I previously blogged Dean Saul Levmore's decision to pull Internet access out of the University of Chicago's law school classrooms (as well as Doonesbury's great take on the issue). Ian Ayres (Yale), who launched the anti-laptops in the classroom movement in 2001 with his New York Times op-ed, applauds Chicago's laptop ban on Freakonomics:
In praising Levmore, I should be clear that there is no good a priori argument against multitasking. The case is at best an empirically-informed hunch about what is the best way to teach. I see some power to a parentalism argument that teachers should ban surfing because it impedes students’ ability to learn.
Law students are adults who generally can decide for themselves what is in their best interest — but I still don’t think it would be a good idea to have beer or magazines available in class. As someone who has played way too much Minesweeper in my day, I think some activities are just a bit too tempting.
Still, I’m worried that my own weakness is leading me to take away the rights of others. My sainted father brought me up short when, after reading my original oped, he said, “I thought you were a liberal?”
The “negative externalities” of surfing provide a stronger basis for switching the default:
The laptop screen is a billboard that is very visible to other students sitting behind the gamer. Surfing and game playing in particular can be very distracting — both visually and in the signal they send to others that you don’t care about class. Multitasking also makes students less present as participants in class discussion. Surfing doesn’t stop students from taking notes, but it degrades the quality of their attention. ...
In recent years, I’ve tried to balance student liberty with my negative externality concern by allowing surfing, but only in the back row of class. In the back row, at least, it isn’t a visual distraction. And I view these back-benchers as virtually a step away from non-attendance.
But what’s still missing is basic information on how much surfing is going on. (Levmore claims, “Every teacher underestimates the amount of Internet surfing going on,” in his or her classroom.) The content of the laptop screen is visible to the class, but remains a mystery to the professoriate.
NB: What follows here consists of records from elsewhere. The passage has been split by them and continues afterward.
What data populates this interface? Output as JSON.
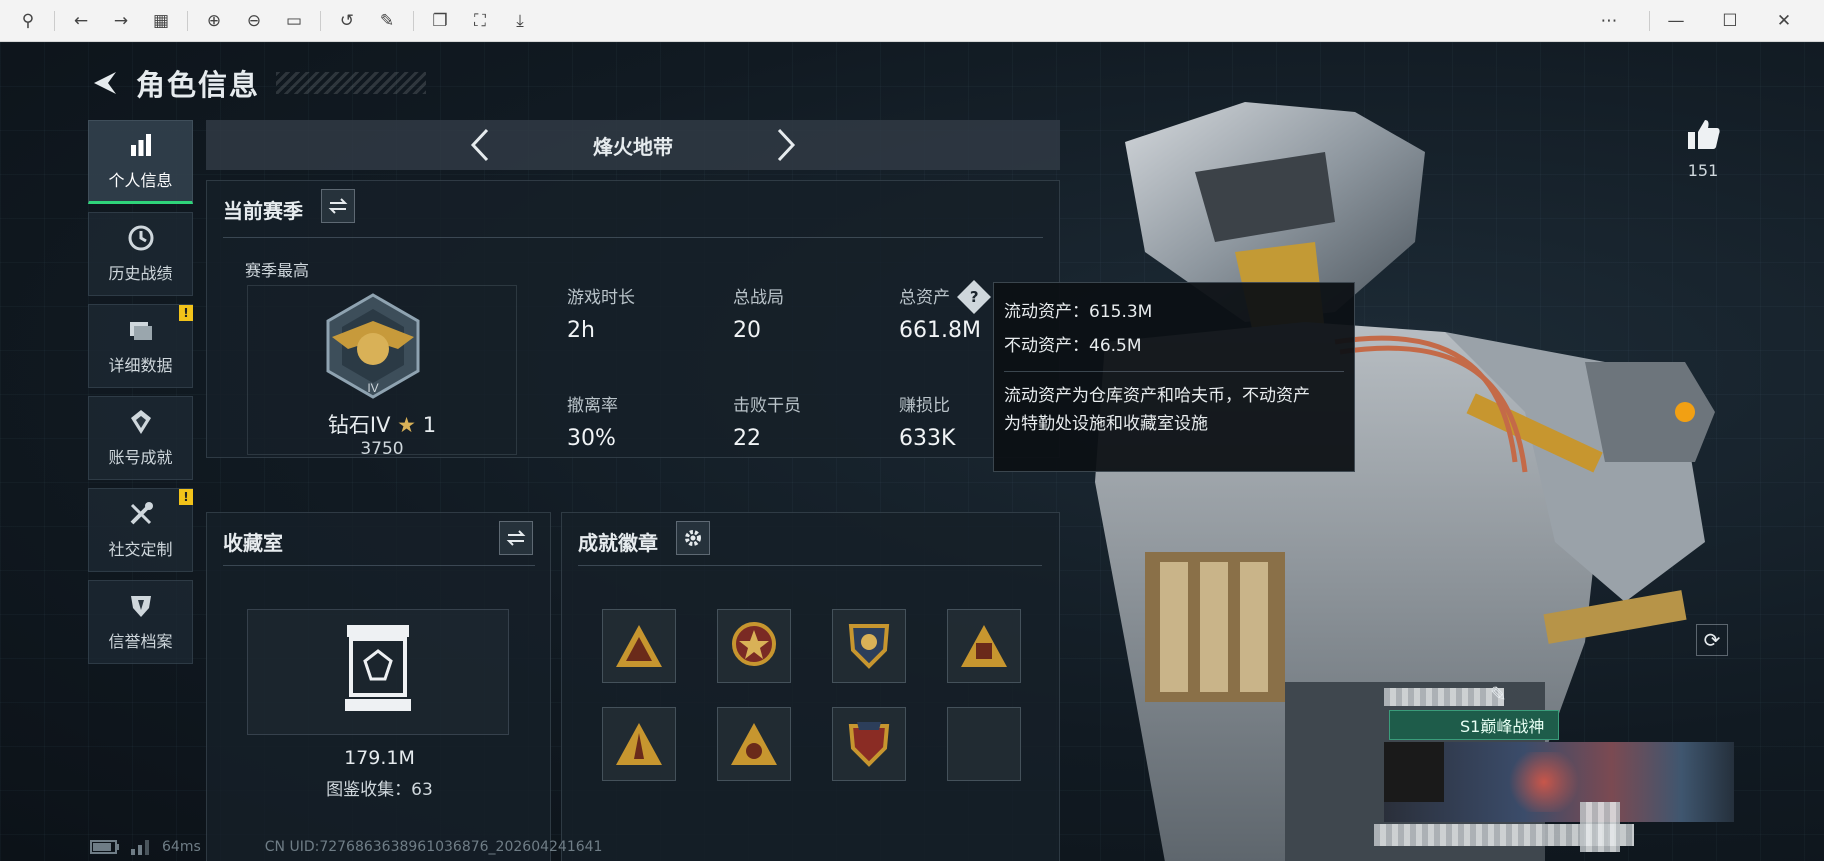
{
  "page": {
    "title": "角色信息"
  },
  "nav": [
    {
      "label": "个人信息",
      "active": true,
      "icon": "bar-chart-icon",
      "badge": ""
    },
    {
      "label": "历史战绩",
      "active": false,
      "icon": "clock-icon",
      "badge": ""
    },
    {
      "label": "详细数据",
      "active": false,
      "icon": "folder-icon",
      "badge": "!"
    },
    {
      "label": "账号成就",
      "active": false,
      "icon": "medal-icon",
      "badge": ""
    },
    {
      "label": "社交定制",
      "active": false,
      "icon": "tools-icon",
      "badge": "!"
    },
    {
      "label": "信誉档案",
      "active": false,
      "icon": "shield-icon",
      "badge": ""
    }
  ],
  "mode": {
    "label": "烽火地带"
  },
  "season": {
    "title": "当前赛季",
    "best_label": "赛季最高",
    "rank_name": "钻石IV",
    "rank_stars": "1",
    "rank_score": "3750",
    "stats": [
      {
        "label": "游戏时长",
        "value": "2h"
      },
      {
        "label": "总战局",
        "value": "20"
      },
      {
        "label": "总资产",
        "value": "661.8M"
      },
      {
        "label": "撤离率",
        "value": "30%"
      },
      {
        "label": "击败干员",
        "value": "22"
      },
      {
        "label": "赚损比",
        "value": "633K"
      }
    ]
  },
  "tooltip": {
    "liquid": "流动资产：615.3M",
    "fixed": "不动资产：46.5M",
    "desc_1": "流动资产为仓库资产和哈夫币，不动资产",
    "desc_2": "为特勤处设施和收藏室设施"
  },
  "collection": {
    "title": "收藏室",
    "value": "179.1M",
    "count": "图鉴收集：63"
  },
  "achievements": {
    "title": "成就徽章"
  },
  "likes": {
    "count": "151"
  },
  "player": {
    "title_tag": "S1巅峰战神"
  },
  "status": {
    "latency": "64ms",
    "uid": "CN UID:7276863638961036876_202604241641"
  },
  "colors": {
    "accent": "#2fd47a",
    "warning": "#f2c31a",
    "badge_gold": "#c7962f"
  }
}
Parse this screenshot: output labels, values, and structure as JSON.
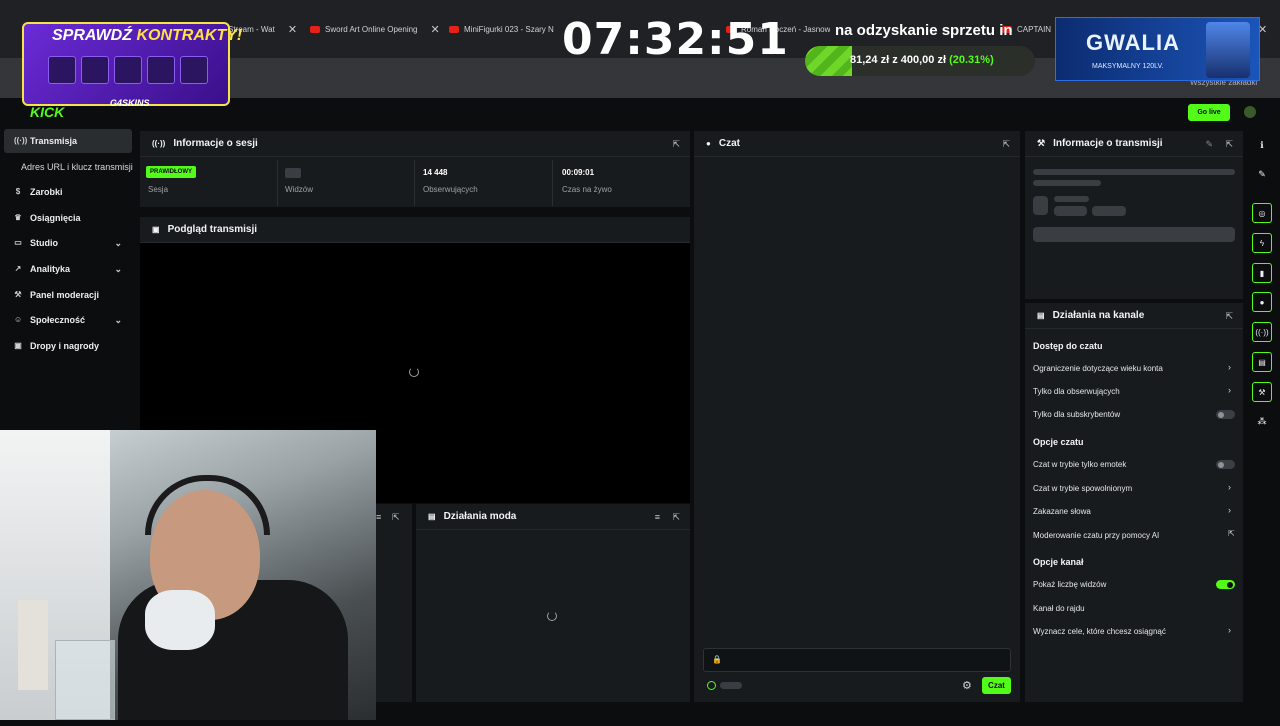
{
  "browser": {
    "tabs": [
      {
        "label": "Stream - Wat"
      },
      {
        "label": "Sword Art Online Opening"
      },
      {
        "label": "MiniFigurki 023 - Szary N"
      },
      {
        "label": "Roman Roczeń - Jasnowł"
      },
      {
        "label": "CAPTAIN"
      }
    ],
    "bookmarks_label": "Wszystkie zakładki"
  },
  "overlay": {
    "clock": "07:32:51",
    "goal_title": "na odzyskanie sprzetu in",
    "goal_amount": "81,24 zł",
    "goal_of": "z",
    "goal_target": "400,00 zł",
    "goal_percent": "(20.31%)",
    "goal_progress": 0.2031,
    "promo_word1": "SPRAWDŹ",
    "promo_word2": "KONTRAKTY!",
    "promo_brand": "G4SKINS",
    "server_name": "GWALIA",
    "server_sub": "MAKSYMALNY 120LV."
  },
  "header": {
    "logo": "KICK",
    "go_live": "Go live"
  },
  "sidebar": {
    "items": [
      {
        "label": "Transmisja",
        "icon": "broadcast-icon"
      },
      {
        "label": "Zarobki",
        "icon": "coin-icon"
      },
      {
        "label": "Osiągnięcia",
        "icon": "trophy-icon"
      },
      {
        "label": "Studio",
        "icon": "studio-icon"
      },
      {
        "label": "Analityka",
        "icon": "chart-icon"
      },
      {
        "label": "Panel moderacji",
        "icon": "wrench-icon"
      },
      {
        "label": "Społeczność",
        "icon": "users-icon"
      },
      {
        "label": "Dropy i nagrody",
        "icon": "gift-icon"
      }
    ],
    "sub_item": "Adres URL i klucz transmisji"
  },
  "session": {
    "title": "Informacje o sesji",
    "status": "PRAWIDŁOWY",
    "stats": [
      {
        "label": "Sesja",
        "value": ""
      },
      {
        "label": "Widzów",
        "value": ""
      },
      {
        "label": "Obserwujących",
        "value": "14 448"
      },
      {
        "label": "Czas na żywo",
        "value": "00:09:01"
      }
    ]
  },
  "preview": {
    "title": "Podgląd transmisji"
  },
  "modactions": {
    "title": "Działania moda"
  },
  "chat": {
    "title": "Czat",
    "send_label": "Czat"
  },
  "stream_info": {
    "title": "Informacje o transmisji"
  },
  "channel_actions": {
    "title": "Działania na kanale",
    "sections": [
      {
        "heading": "Dostęp do czatu",
        "options": [
          {
            "label": "Ograniczenie dotyczące wieku konta",
            "control": "chevron"
          },
          {
            "label": "Tylko dla obserwujących",
            "control": "chevron"
          },
          {
            "label": "Tylko dla subskrybentów",
            "control": "toggle-off"
          }
        ]
      },
      {
        "heading": "Opcje czatu",
        "options": [
          {
            "label": "Czat w trybie tylko emotek",
            "control": "toggle-off"
          },
          {
            "label": "Czat w trybie spowolnionym",
            "control": "chevron"
          },
          {
            "label": "Zakazane słowa",
            "control": "chevron"
          },
          {
            "label": "Moderowanie czatu przy pomocy AI",
            "control": "external"
          }
        ]
      },
      {
        "heading": "Opcje kanał",
        "options": [
          {
            "label": "Pokaż liczbę widzów",
            "control": "toggle-on"
          },
          {
            "label": "Kanał do rajdu",
            "control": "none"
          },
          {
            "label": "Wyznacz cele, które chcesz osiągnąć",
            "control": "chevron"
          }
        ]
      }
    ]
  },
  "colors": {
    "accent": "#53fc18",
    "panel": "#181b1d",
    "background": "#0b0d0e"
  }
}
I still hear colleagues tell me that surfing is not a problem in their class because they walk around the room.
In a world where alt -tab quickly shifts between windows, it is a fantasy to think that walking around is a sufficient deterrent. ...
But even here, students push back that the implicit contract was also that professors would not teach badly. Some students see surfing as a medication to reduce the annoyance of poor pedagogy. Indeed, some clever students have even argued that surfing has a positive externality — Ayres and Levitt and Wolfers will have better incentives to teach well if they have to compete for students’ attention.
(Hat Tip: Brian Leiter.)